→ INSTRUCTIONS FOR THE TASK: Using the records underneath, tally the lines where the word "praesent" appears and please give only the count.

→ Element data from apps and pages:
========================================================================

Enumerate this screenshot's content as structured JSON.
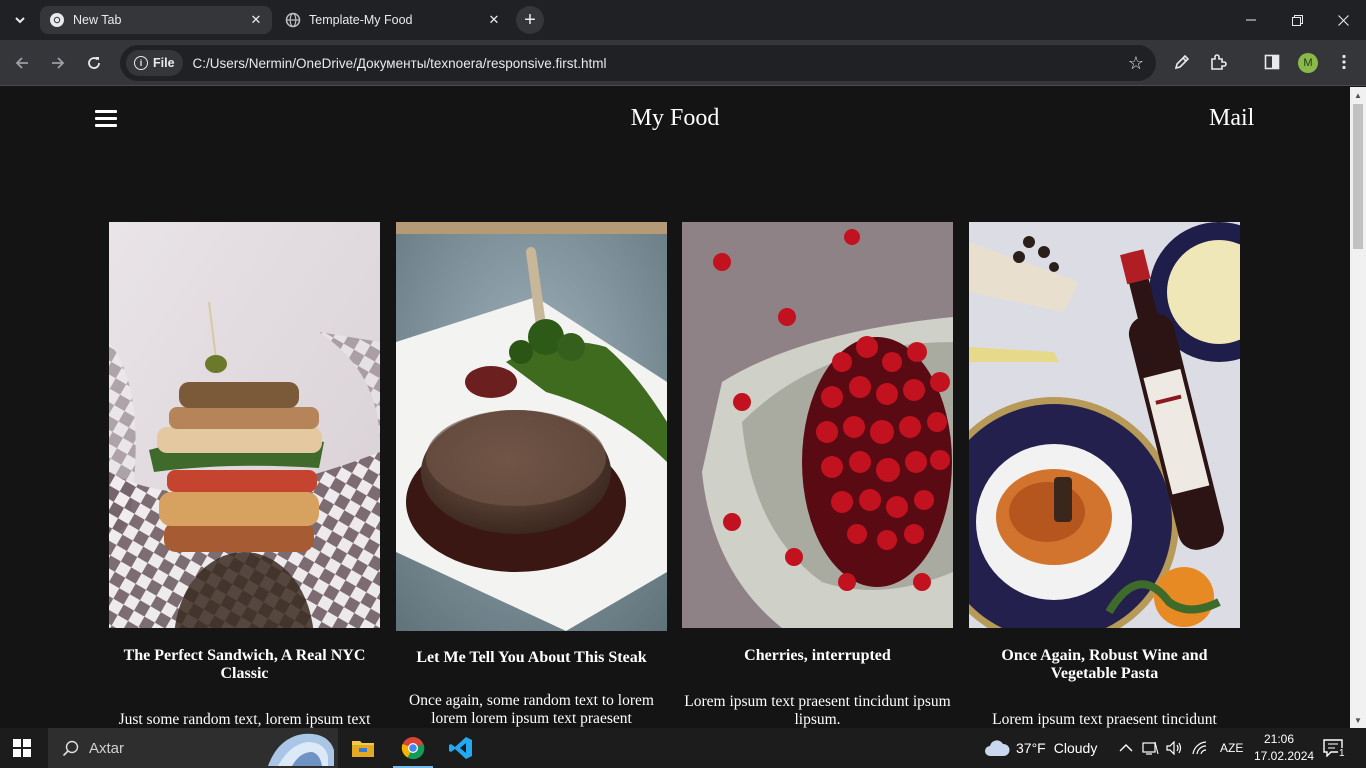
{
  "browser": {
    "tabs": [
      {
        "title": "New Tab",
        "active": true
      },
      {
        "title": "Template-My Food",
        "active": false
      }
    ],
    "address": {
      "chip_label": "File",
      "url": "C:/Users/Nermin/OneDrive/Документы/texnoera/responsive.first.html"
    },
    "profile_initial": "M"
  },
  "page": {
    "site_title": "My Food",
    "mail_label": "Mail",
    "cards": [
      {
        "title": "The Perfect Sandwich, A Real NYC Classic",
        "text": "Just some random text, lorem ipsum text"
      },
      {
        "title": "Let Me Tell You About This Steak",
        "text": "Once again, some random text to lorem lorem lorem ipsum text praesent"
      },
      {
        "title": "Cherries, interrupted",
        "text": "Lorem ipsum text praesent tincidunt ipsum lipsum."
      },
      {
        "title": "Once Again, Robust Wine and Vegetable Pasta",
        "text": "Lorem ipsum text praesent tincidunt"
      }
    ]
  },
  "taskbar": {
    "search_placeholder": "Axtar",
    "weather": {
      "temp": "37°F",
      "condition": "Cloudy"
    },
    "language": "AZE",
    "time": "21:06",
    "date": "17.02.2024",
    "notification_count": "1"
  }
}
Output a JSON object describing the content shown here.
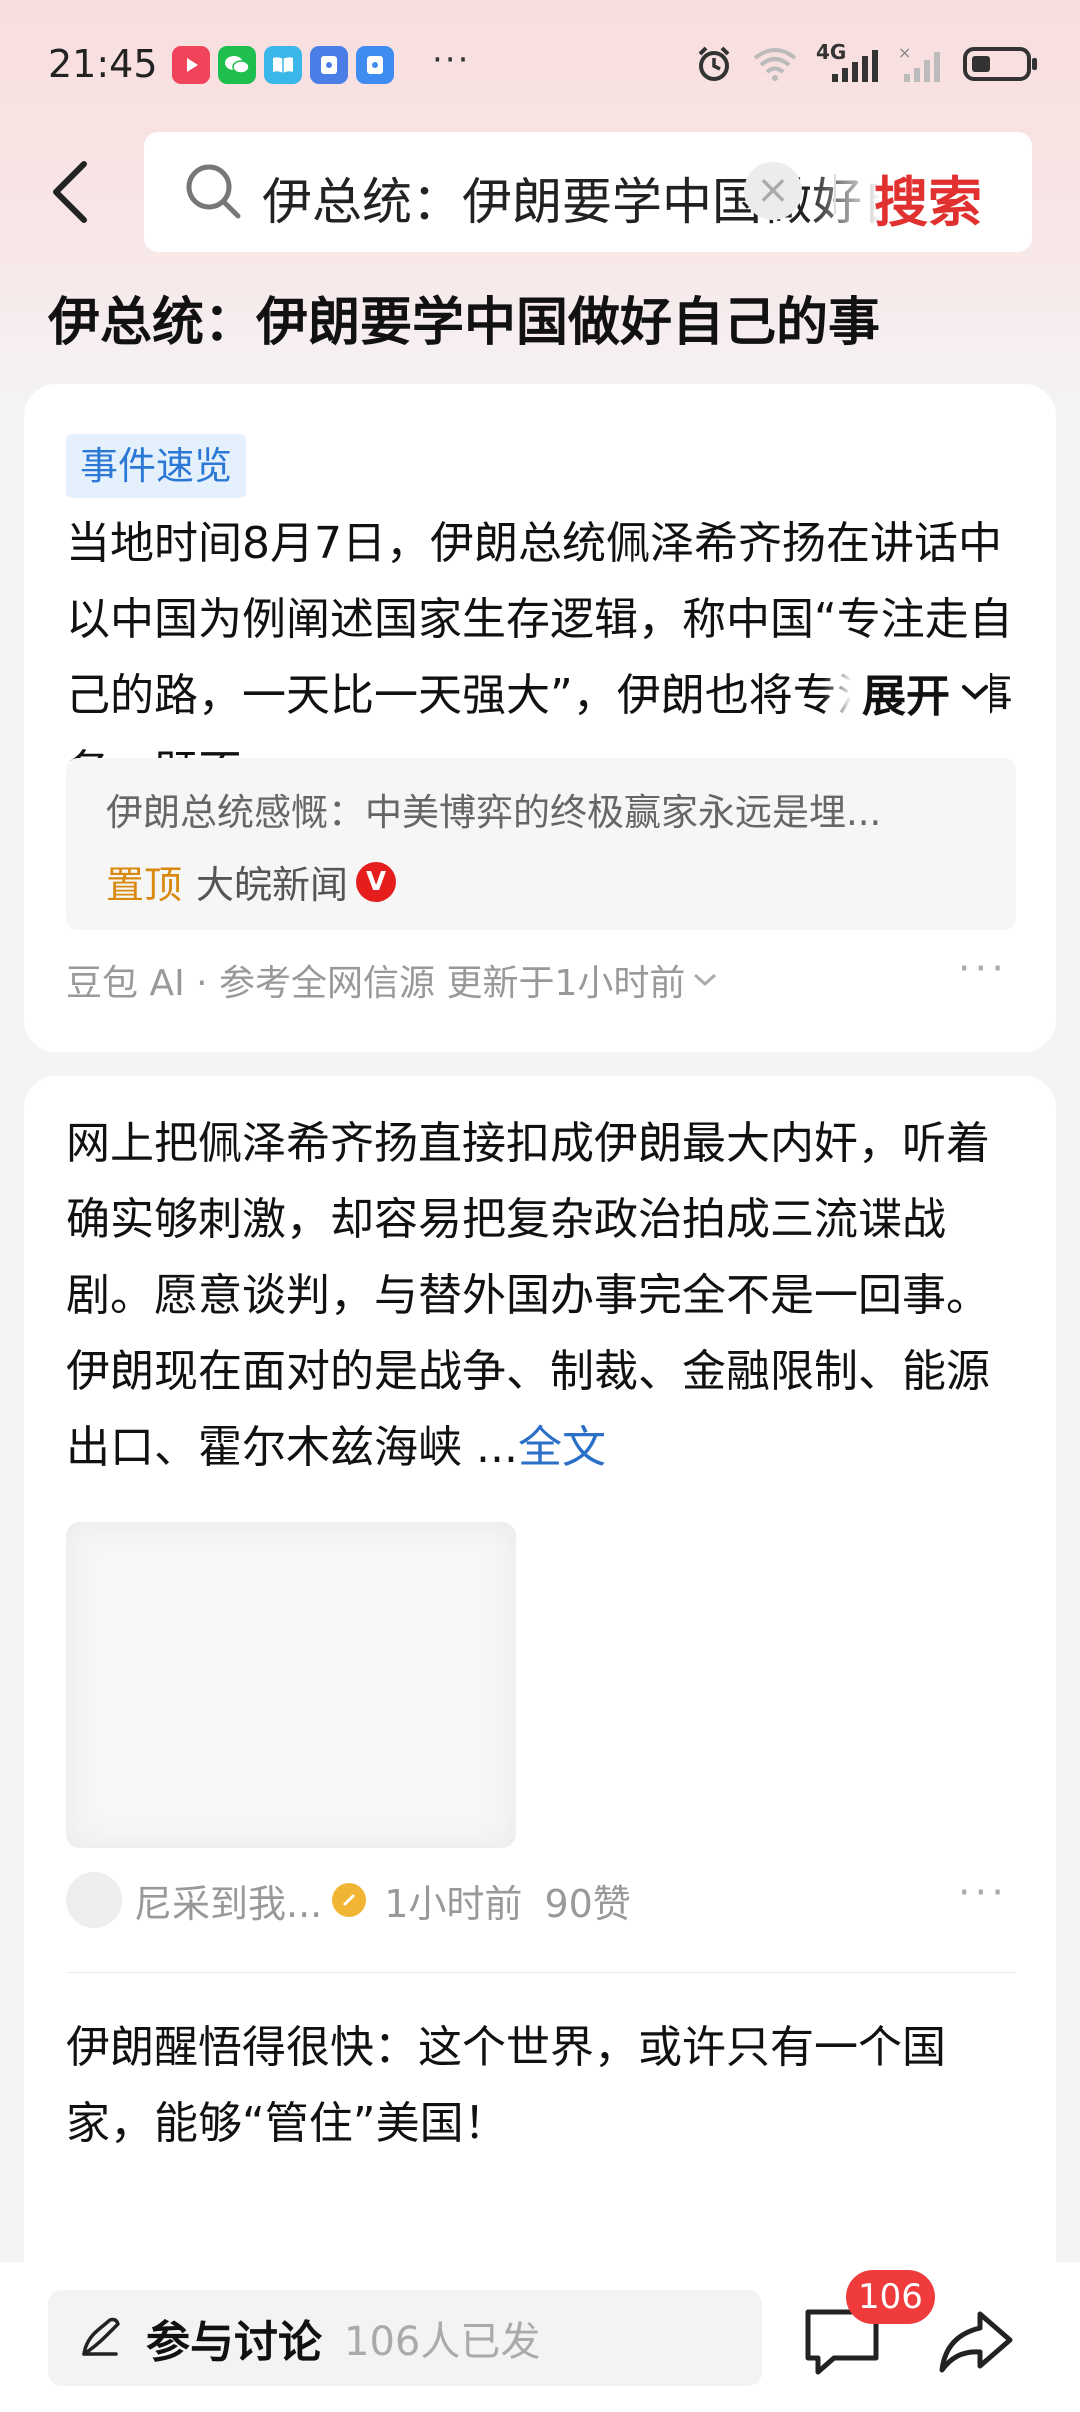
{
  "status_bar": {
    "time": "21:45",
    "notification_icons": [
      "video-app-icon",
      "wechat-icon",
      "reader-app-icon",
      "lock-app-icon",
      "lock-app-icon-2"
    ],
    "more": "···",
    "network": "4G",
    "icons": [
      "alarm-icon",
      "wifi-icon",
      "signal-4g-icon",
      "signal-no-service-icon",
      "battery-icon"
    ]
  },
  "search": {
    "query": "伊总统：伊朗要学中国做好自己的事",
    "clear": "×",
    "button": "搜索"
  },
  "page_title": "伊总统：伊朗要学中国做好自己的事",
  "summary_card": {
    "tag": "事件速览",
    "text": "当地时间8月7日，伊朗总统佩泽希齐扬在讲话中以中国为例阐述国家生存逻辑，称中国“专注走自己的路，一天比一天强大”，伊朗也将专注本国事务，既不",
    "expand": "展开",
    "source_title": "伊朗总统感慨：中美博弈的终极赢家永远是埋...",
    "source_pin": "置顶",
    "source_name": "大皖新闻",
    "source_badge": "V",
    "ai_label": "豆包 AI · 参考全网信源 更新于1小时前",
    "more": "···"
  },
  "post1": {
    "text": "网上把佩泽希齐扬直接扣成伊朗最大内奸，听着确实够刺激，却容易把复杂政治拍成三流谍战剧。愿意谈判，与替外国办事完全不是一回事。伊朗现在面对的是战争、制裁、金融限制、能源出口、霍尔木兹海峡 ...",
    "full_text": "全文",
    "author": "尼采到我...",
    "time": "1小时前",
    "likes": "90赞",
    "more": "···"
  },
  "post2": {
    "text": "伊朗醒悟得很快：这个世界，或许只有一个国家，能够“管住”美国！"
  },
  "bottom_bar": {
    "discuss_label": "参与讨论",
    "discuss_count": "106人已发",
    "comment_badge": "106"
  },
  "colors": {
    "accent_red": "#e0302f",
    "tag_blue": "#2b78d6",
    "link_blue": "#2b6fc7",
    "pin_orange": "#d8890e",
    "badge_red": "#ef3b3b"
  }
}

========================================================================

→ YOUR RESPONSE: 3